Work to be completed
Copy each line of the data that has "label" in it.

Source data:
* * * *

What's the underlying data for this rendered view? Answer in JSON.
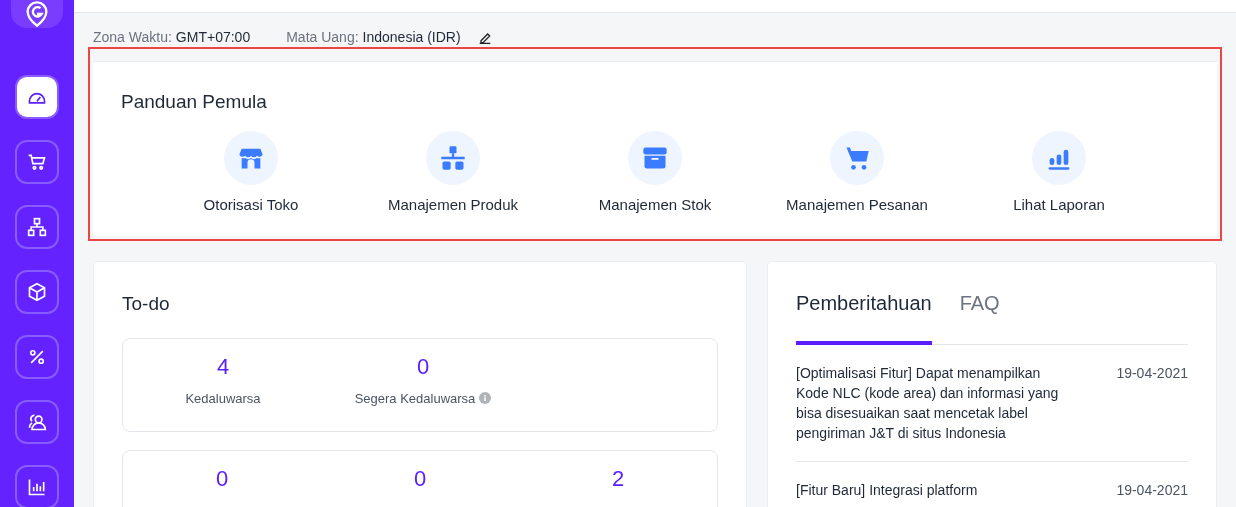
{
  "sidebar": {
    "items": [
      {
        "selected": true
      },
      {
        "selected": false
      },
      {
        "selected": false
      },
      {
        "selected": false
      },
      {
        "selected": false
      },
      {
        "selected": false
      },
      {
        "selected": false
      }
    ]
  },
  "info": [
    {
      "label": "Zona Waktu:",
      "value": "GMT+07:00",
      "editable": false
    },
    {
      "label": "Mata Uang:",
      "value": "Indonesia (IDR)",
      "editable": true
    }
  ],
  "guide": {
    "title": "Panduan Pemula",
    "items": [
      {
        "label": "Otorisasi Toko"
      },
      {
        "label": "Manajemen Produk"
      },
      {
        "label": "Manajemen Stok"
      },
      {
        "label": "Manajemen Pesanan"
      },
      {
        "label": "Lihat Laporan"
      }
    ]
  },
  "todo": {
    "title": "To-do",
    "groups": [
      {
        "stats": [
          {
            "value": "4",
            "label": "Kedaluwarsa",
            "info": false
          },
          {
            "value": "0",
            "label": "Segera Kedaluwarsa",
            "info": true
          }
        ]
      },
      {
        "stats": [
          {
            "value": "0"
          },
          {
            "value": "0"
          },
          {
            "value": "2"
          }
        ]
      }
    ]
  },
  "news": {
    "tabs": [
      {
        "label": "Pemberitahuan",
        "selected": true
      },
      {
        "label": "FAQ",
        "selected": false
      }
    ],
    "items": [
      {
        "text": "[Optimalisasi Fitur] Dapat menampilkan Kode NLC (kode area) dan informasi yang bisa disesuaikan saat mencetak label pengiriman J&T di situs Indonesia",
        "date": "19-04-2021"
      },
      {
        "text": "[Fitur Baru] Integrasi platform",
        "date": "19-04-2021"
      }
    ]
  }
}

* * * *

Written response
      "label": "Zona Waktu:",
      "label": "Mata Uang:",
        "label": "Otorisasi Toko"
        "label": "Manajemen Produk"
        "label": "Manajemen Stok"
        "label": "Manajemen Pesanan"
        "label": "Lihat Laporan"
            "label": "Kedaluwarsa",
            "label": "Segera Kedaluwarsa",
        "label": "Pemberitahuan",
        "label": "FAQ",
        "text": "[Optimalisasi Fitur] Dapat menampilkan Kode NLC (kode area) dan informasi yang bisa disesuaikan saat mencetak label pengiriman J&T di situs Indonesia",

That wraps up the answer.